╭──

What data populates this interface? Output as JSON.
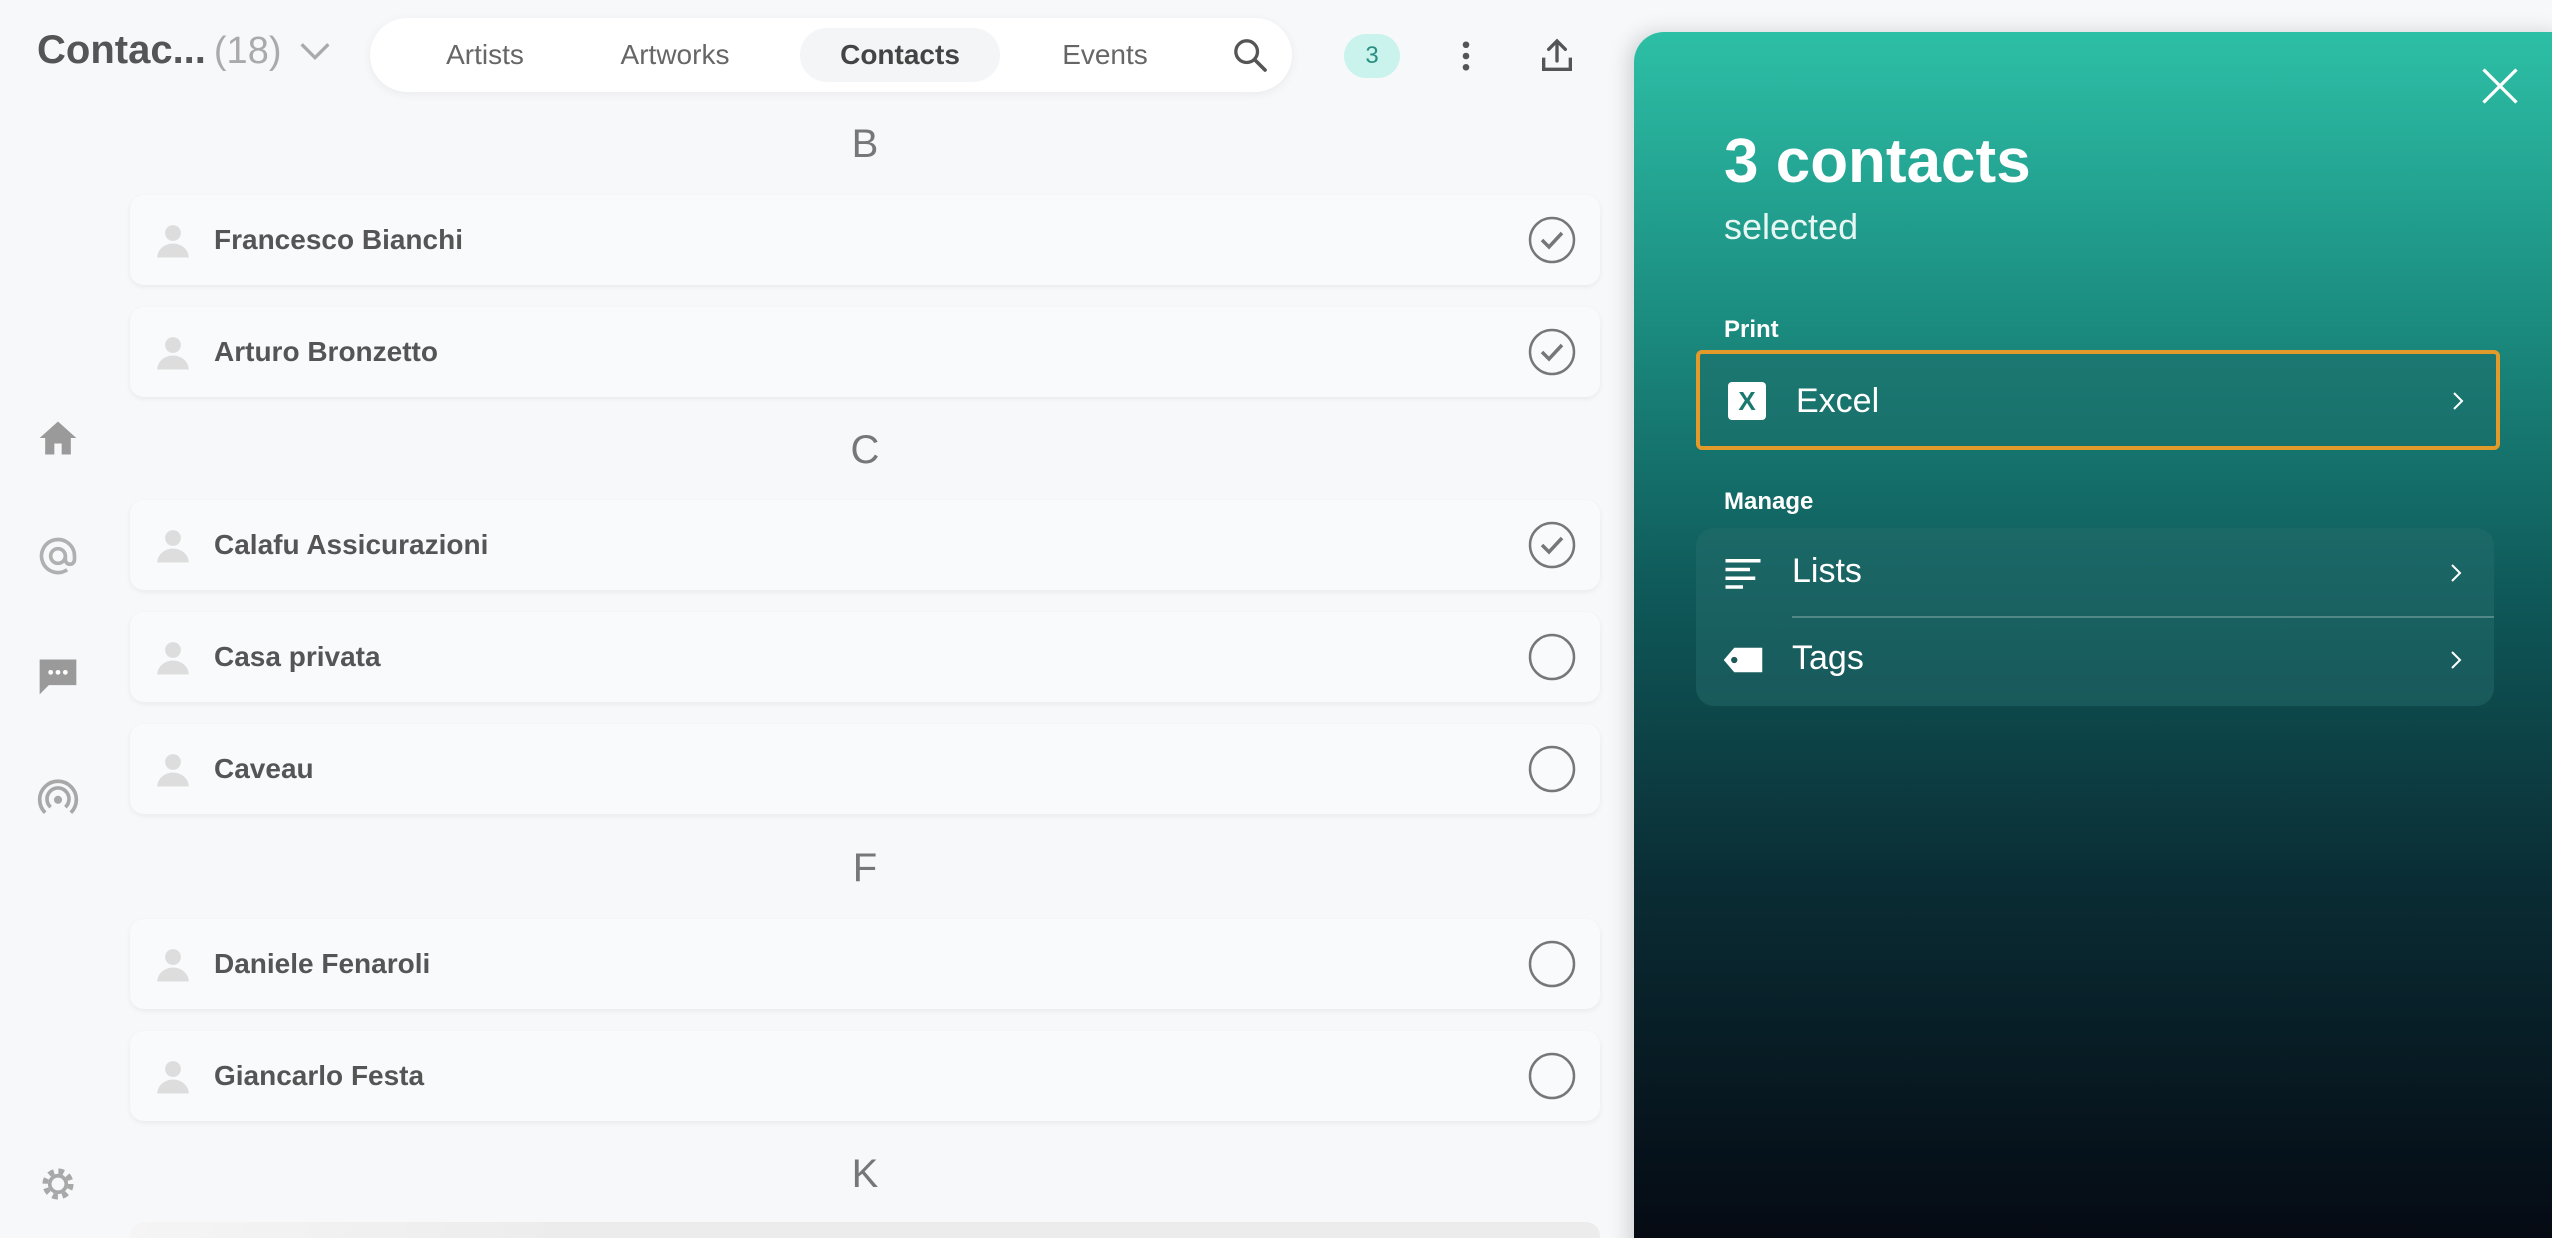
{
  "header": {
    "title": "Contac...",
    "count": "(18)",
    "tabs": [
      {
        "label": "Artists",
        "active": false
      },
      {
        "label": "Artworks",
        "active": false
      },
      {
        "label": "Contacts",
        "active": true
      },
      {
        "label": "Events",
        "active": false
      }
    ],
    "selection_badge": "3",
    "icons": [
      "chevron-down-icon",
      "search-icon",
      "more-vertical-icon",
      "export-icon"
    ]
  },
  "rail": {
    "icons": [
      "home-icon",
      "at-icon",
      "chat-icon",
      "broadcast-icon",
      "settings-icon"
    ]
  },
  "list": {
    "sections": [
      {
        "letter": "B",
        "contacts": [
          {
            "name": "Francesco Bianchi",
            "selected": true
          },
          {
            "name": "Arturo Bronzetto",
            "selected": true
          }
        ]
      },
      {
        "letter": "C",
        "contacts": [
          {
            "name": "Calafu Assicurazioni",
            "selected": true
          },
          {
            "name": "Casa privata",
            "selected": false
          },
          {
            "name": "Caveau",
            "selected": false
          }
        ]
      },
      {
        "letter": "F",
        "contacts": [
          {
            "name": "Daniele Fenaroli",
            "selected": false
          },
          {
            "name": "Giancarlo Festa",
            "selected": false
          }
        ]
      },
      {
        "letter": "K",
        "contacts": []
      }
    ]
  },
  "panel": {
    "title": "3 contacts",
    "subtitle": "selected",
    "print_label": "Print",
    "excel_icon_letter": "X",
    "excel_label": "Excel",
    "manage_label": "Manage",
    "lists_label": "Lists",
    "tags_label": "Tags",
    "colors": {
      "gradient_top": "#2dbfa6",
      "gradient_bottom": "#050811",
      "highlight_border": "#e29a2a"
    }
  }
}
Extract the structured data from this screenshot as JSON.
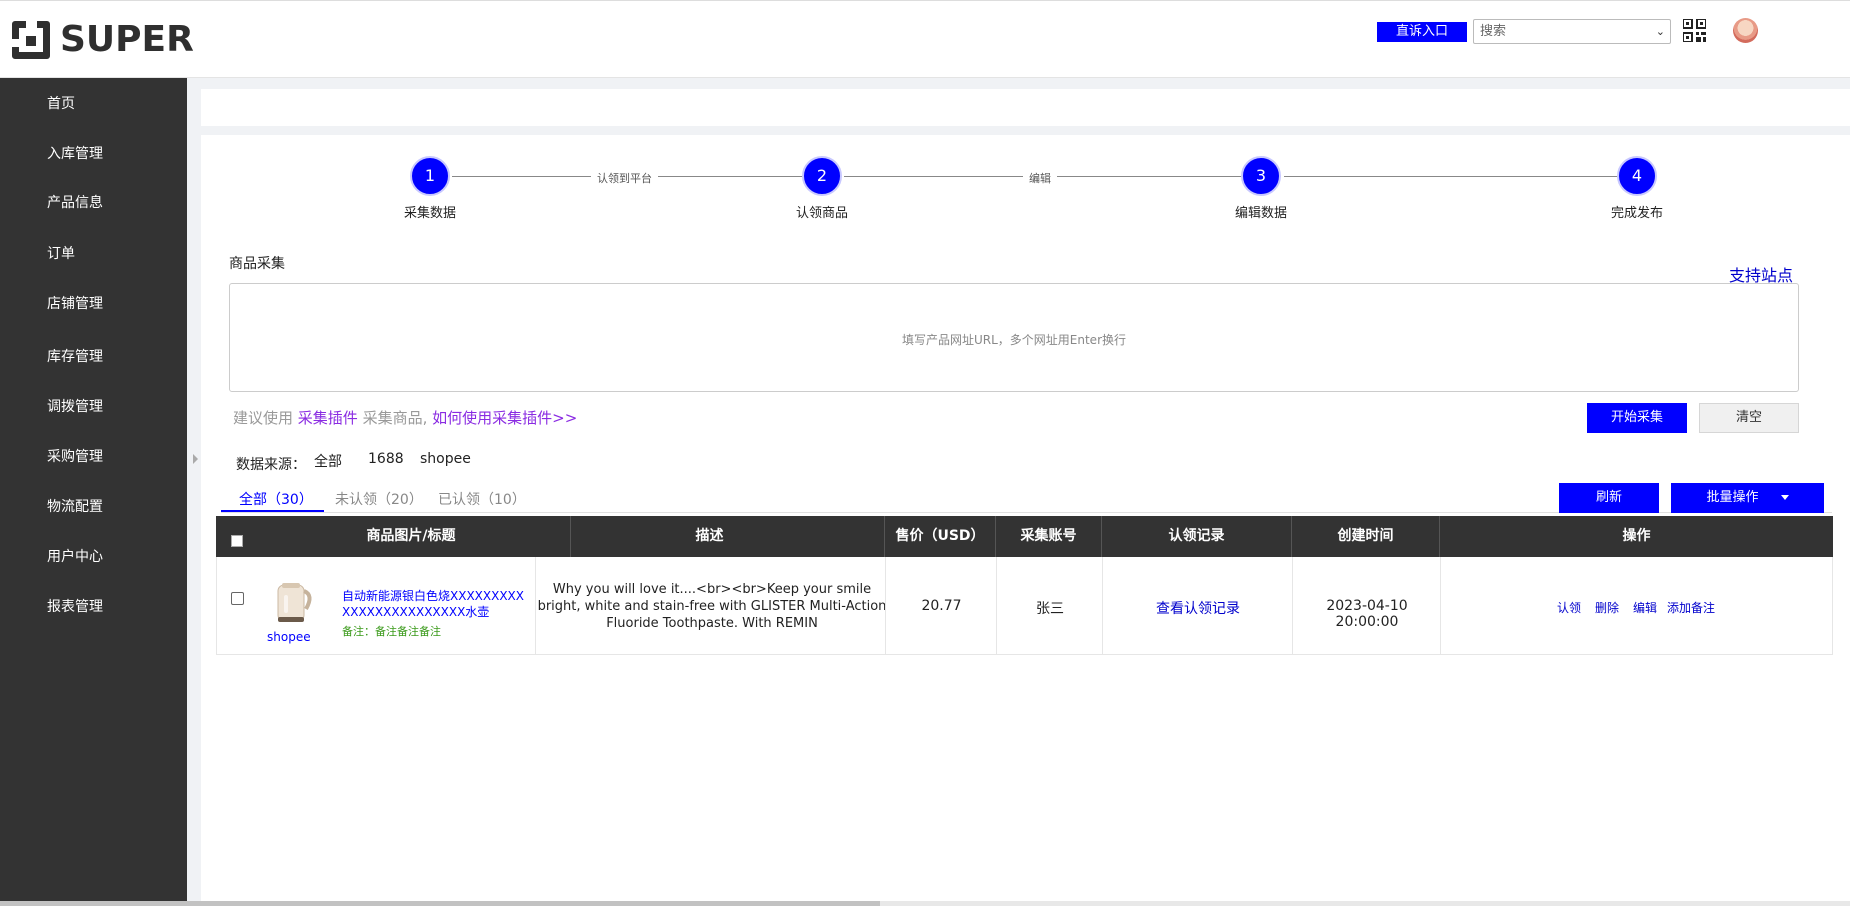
{
  "brand": {
    "logo_text": "SUPER"
  },
  "header": {
    "complain_label": "直诉入口",
    "search_placeholder": "搜索",
    "qr_icon": "qr-code-icon",
    "avatar_icon": "user-avatar"
  },
  "sidebar": {
    "items": [
      {
        "label": "首页"
      },
      {
        "label": "入库管理"
      },
      {
        "label": "产品信息"
      },
      {
        "label": "订单"
      },
      {
        "label": "店铺管理"
      },
      {
        "label": "库存管理"
      },
      {
        "label": "调拨管理"
      },
      {
        "label": "采购管理"
      },
      {
        "label": "物流配置"
      },
      {
        "label": "用户中心"
      },
      {
        "label": "报表管理"
      }
    ]
  },
  "steps": {
    "items": [
      {
        "number": "1",
        "label": "采集数据"
      },
      {
        "number": "2",
        "label": "认领商品"
      },
      {
        "number": "3",
        "label": "编辑数据"
      },
      {
        "number": "4",
        "label": "完成发布"
      }
    ],
    "connectors": [
      "认领到平台",
      "编辑"
    ]
  },
  "collect": {
    "section_label": "商品采集",
    "support_link": "支持站点",
    "url_placeholder": "填写产品网址URL，多个网址用Enter换行",
    "hint_prefix": "建议使用",
    "hint_plugin": "采集插件",
    "hint_middle": "采集商品,",
    "hint_howto": "如何使用采集插件>>",
    "start_label": "开始采集",
    "clear_label": "清空"
  },
  "source": {
    "label": "数据来源：",
    "options": [
      "全部",
      "1688",
      "shopee"
    ]
  },
  "tabs": {
    "items": [
      {
        "label": "全部（30）"
      },
      {
        "label": "未认领（20）"
      },
      {
        "label": "已认领（10）"
      }
    ]
  },
  "actions": {
    "refresh_label": "刷新",
    "batch_label": "批量操作"
  },
  "table": {
    "columns": [
      "商品图片/标题",
      "描述",
      "售价（USD）",
      "采集账号",
      "认领记录",
      "创建时间",
      "操作"
    ],
    "rows": [
      {
        "source": "shopee",
        "title": "自动新能源银白色烧XXXXXXXXXXXXXXXXXXXXXXXX水壶",
        "note": "备注：备注备注备注",
        "description": "Why you will love it....<br><br>Keep your smile bright, white and stain-free with GLISTER Multi-Action Fluoride Toothpaste. With REMIN",
        "price": "20.77",
        "account": "张三",
        "record_link": "查看认领记录",
        "created": "2023-04-10 20:00:00",
        "ops": [
          "认领",
          "删除",
          "编辑",
          "添加备注"
        ]
      }
    ]
  },
  "colors": {
    "primary": "#0000ff",
    "sidebar_bg": "#333333",
    "header_table_bg": "#333333",
    "note_green": "#3a9a1a"
  }
}
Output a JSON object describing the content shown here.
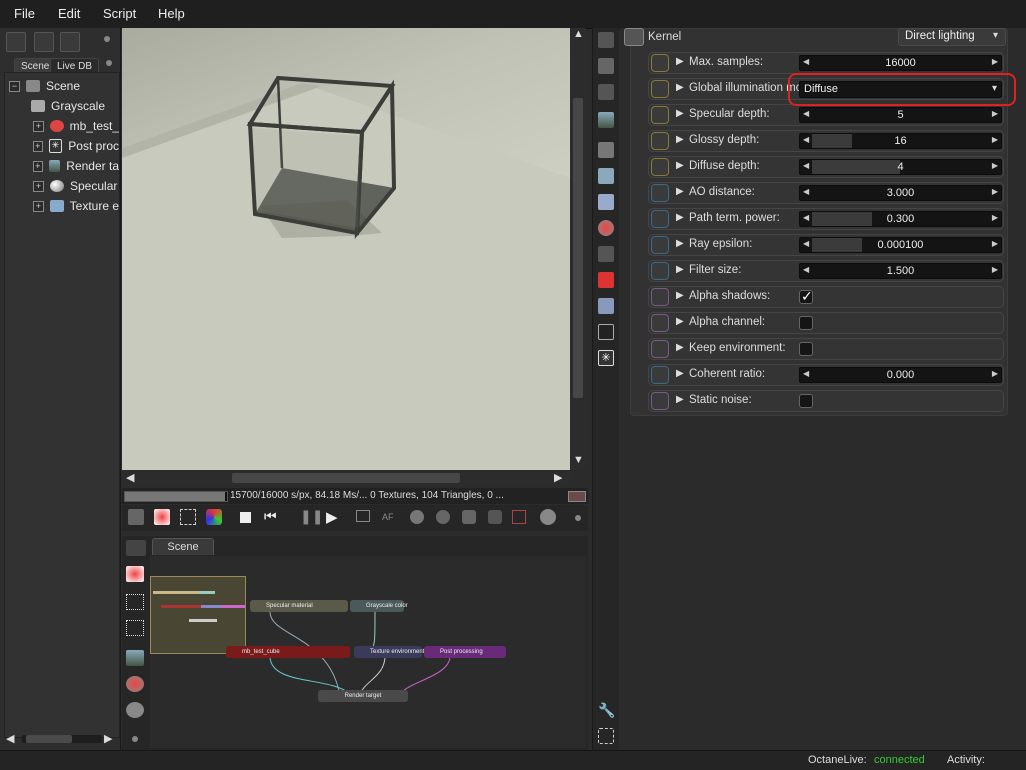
{
  "menu": [
    "File",
    "Edit",
    "Script",
    "Help"
  ],
  "left_panel": {
    "tabs": [
      "Scene",
      "Live DB"
    ],
    "tree": [
      {
        "label": "Scene",
        "expand": "−",
        "icon": "scene-icon"
      },
      {
        "label": "Grayscale",
        "expand": "",
        "icon": "grayscale-icon"
      },
      {
        "label": "mb_test_",
        "expand": "+",
        "icon": "material-icon"
      },
      {
        "label": "Post proc",
        "expand": "+",
        "icon": "post-processing-icon"
      },
      {
        "label": "Render ta",
        "expand": "+",
        "icon": "render-target-icon"
      },
      {
        "label": "Specular",
        "expand": "+",
        "icon": "specular-material-icon"
      },
      {
        "label": "Texture e",
        "expand": "+",
        "icon": "texture-environment-icon"
      }
    ]
  },
  "viewport": {
    "status_text": "15700/16000 s/px, 84.18 Ms/... 0 Textures, 104 Triangles, 0 ...",
    "render_progress_fraction": 0.98
  },
  "render_toolbar": {
    "buttons": [
      "cloud-render-icon",
      "reset-render-icon",
      "fit-view-icon",
      "color-cube-icon",
      "stop-icon",
      "restart-icon",
      "pause-icon",
      "play-icon",
      "region-render-icon",
      "autofocus-icon",
      "material-picker-icon",
      "object-picker-icon",
      "camera-picker-icon",
      "white-balance-icon",
      "focus-picker-icon",
      "settings-icon"
    ],
    "af_label": "AF"
  },
  "node_graph": {
    "tab": "Scene",
    "nodes": [
      {
        "label": "Specular material",
        "color": "#5a5a4a"
      },
      {
        "label": "Grayscale color",
        "color": "#4a5a5a"
      },
      {
        "label": "mb_test_cube",
        "color": "#7a1a1a"
      },
      {
        "label": "Texture environment",
        "color": "#3a3a5a"
      },
      {
        "label": "Post processing",
        "color": "#6a2a7a"
      },
      {
        "label": "Render target",
        "color": "#4a4a4a"
      }
    ]
  },
  "inspector": {
    "kernel_label": "Kernel",
    "kernel_type": "Direct lighting",
    "params": [
      {
        "label": "Max. samples:",
        "type": "slider",
        "value": "16000",
        "fill": 0.0,
        "icon": "int-param-icon"
      },
      {
        "label": "Global illumination mode:",
        "type": "dropdown",
        "value": "Diffuse",
        "icon": "enum-param-icon",
        "highlighted": true
      },
      {
        "label": "Specular depth:",
        "type": "slider",
        "value": "5",
        "fill": 0.0,
        "icon": "int-param-icon"
      },
      {
        "label": "Glossy depth:",
        "type": "slider",
        "value": "16",
        "fill": 0.2,
        "icon": "int-param-icon"
      },
      {
        "label": "Diffuse depth:",
        "type": "slider",
        "value": "4",
        "fill": 0.44,
        "icon": "int-param-icon"
      },
      {
        "label": "AO distance:",
        "type": "slider",
        "value": "3.000",
        "fill": 0.0,
        "icon": "float-param-icon"
      },
      {
        "label": "Path term. power:",
        "type": "slider",
        "value": "0.300",
        "fill": 0.3,
        "icon": "float-param-icon"
      },
      {
        "label": "Ray epsilon:",
        "type": "slider",
        "value": "0.000100",
        "fill": 0.25,
        "icon": "float-param-icon"
      },
      {
        "label": "Filter size:",
        "type": "slider",
        "value": "1.500",
        "fill": 0.0,
        "icon": "float-param-icon"
      },
      {
        "label": "Alpha shadows:",
        "type": "checkbox",
        "checked": true,
        "mark": "✓",
        "icon": "bool-param-icon"
      },
      {
        "label": "Alpha channel:",
        "type": "checkbox",
        "checked": false,
        "mark": "",
        "icon": "bool-param-icon"
      },
      {
        "label": "Keep environment:",
        "type": "checkbox",
        "checked": false,
        "mark": "",
        "icon": "bool-param-icon"
      },
      {
        "label": "Coherent ratio:",
        "type": "slider",
        "value": "0.000",
        "fill": 0.0,
        "icon": "float-param-icon"
      },
      {
        "label": "Static noise:",
        "type": "checkbox",
        "checked": false,
        "mark": "",
        "icon": "bool-param-icon"
      }
    ]
  },
  "status_bar": {
    "service_label": "OctaneLive:",
    "service_status": "connected",
    "activity_label": "Activity:"
  },
  "colors": {
    "connected": "#33cc33",
    "highlight_ring": "#dd2222"
  }
}
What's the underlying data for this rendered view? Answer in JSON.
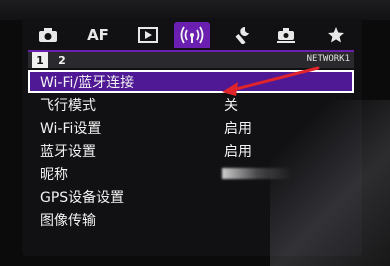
{
  "tabs": [
    {
      "id": "shooting",
      "icon": "camera-icon",
      "label": ""
    },
    {
      "id": "af",
      "icon": "",
      "label": "AF"
    },
    {
      "id": "playback",
      "icon": "play-icon",
      "label": ""
    },
    {
      "id": "wireless",
      "icon": "wireless-icon",
      "label": "",
      "active": true
    },
    {
      "id": "setup",
      "icon": "wrench-icon",
      "label": ""
    },
    {
      "id": "custom",
      "icon": "custom-camera-icon",
      "label": ""
    },
    {
      "id": "my-menu",
      "icon": "star-icon",
      "label": ""
    }
  ],
  "pages": [
    "1",
    "2"
  ],
  "page_name": "NETWORK1",
  "menu": [
    {
      "label": "Wi-Fi/蓝牙连接",
      "value": "",
      "selected": true
    },
    {
      "label": "飞行模式",
      "value": "关"
    },
    {
      "label": "Wi-Fi设置",
      "value": "启用"
    },
    {
      "label": "蓝牙设置",
      "value": "启用"
    },
    {
      "label": "昵称",
      "value": ""
    },
    {
      "label": "GPS设备设置",
      "value": ""
    },
    {
      "label": "图像传输",
      "value": ""
    }
  ],
  "colors": {
    "accent": "#6a1fb0",
    "selection": "#4f1894",
    "arrow": "#e0242b"
  }
}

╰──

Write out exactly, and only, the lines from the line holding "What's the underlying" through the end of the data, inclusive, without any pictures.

What's the underlying data for this rendered view? Answer in JSON.
{
  "tabs": [
    {
      "id": "shooting",
      "icon": "camera-icon",
      "label": ""
    },
    {
      "id": "af",
      "icon": "",
      "label": "AF"
    },
    {
      "id": "playback",
      "icon": "play-icon",
      "label": ""
    },
    {
      "id": "wireless",
      "icon": "wireless-icon",
      "label": "",
      "active": true
    },
    {
      "id": "setup",
      "icon": "wrench-icon",
      "label": ""
    },
    {
      "id": "custom",
      "icon": "custom-camera-icon",
      "label": ""
    },
    {
      "id": "my-menu",
      "icon": "star-icon",
      "label": ""
    }
  ],
  "pages": [
    "1",
    "2"
  ],
  "page_name": "NETWORK1",
  "menu": [
    {
      "label": "Wi-Fi/蓝牙连接",
      "value": "",
      "selected": true
    },
    {
      "label": "飞行模式",
      "value": "关"
    },
    {
      "label": "Wi-Fi设置",
      "value": "启用"
    },
    {
      "label": "蓝牙设置",
      "value": "启用"
    },
    {
      "label": "昵称",
      "value": ""
    },
    {
      "label": "GPS设备设置",
      "value": ""
    },
    {
      "label": "图像传输",
      "value": ""
    }
  ],
  "colors": {
    "accent": "#6a1fb0",
    "selection": "#4f1894",
    "arrow": "#e0242b"
  }
}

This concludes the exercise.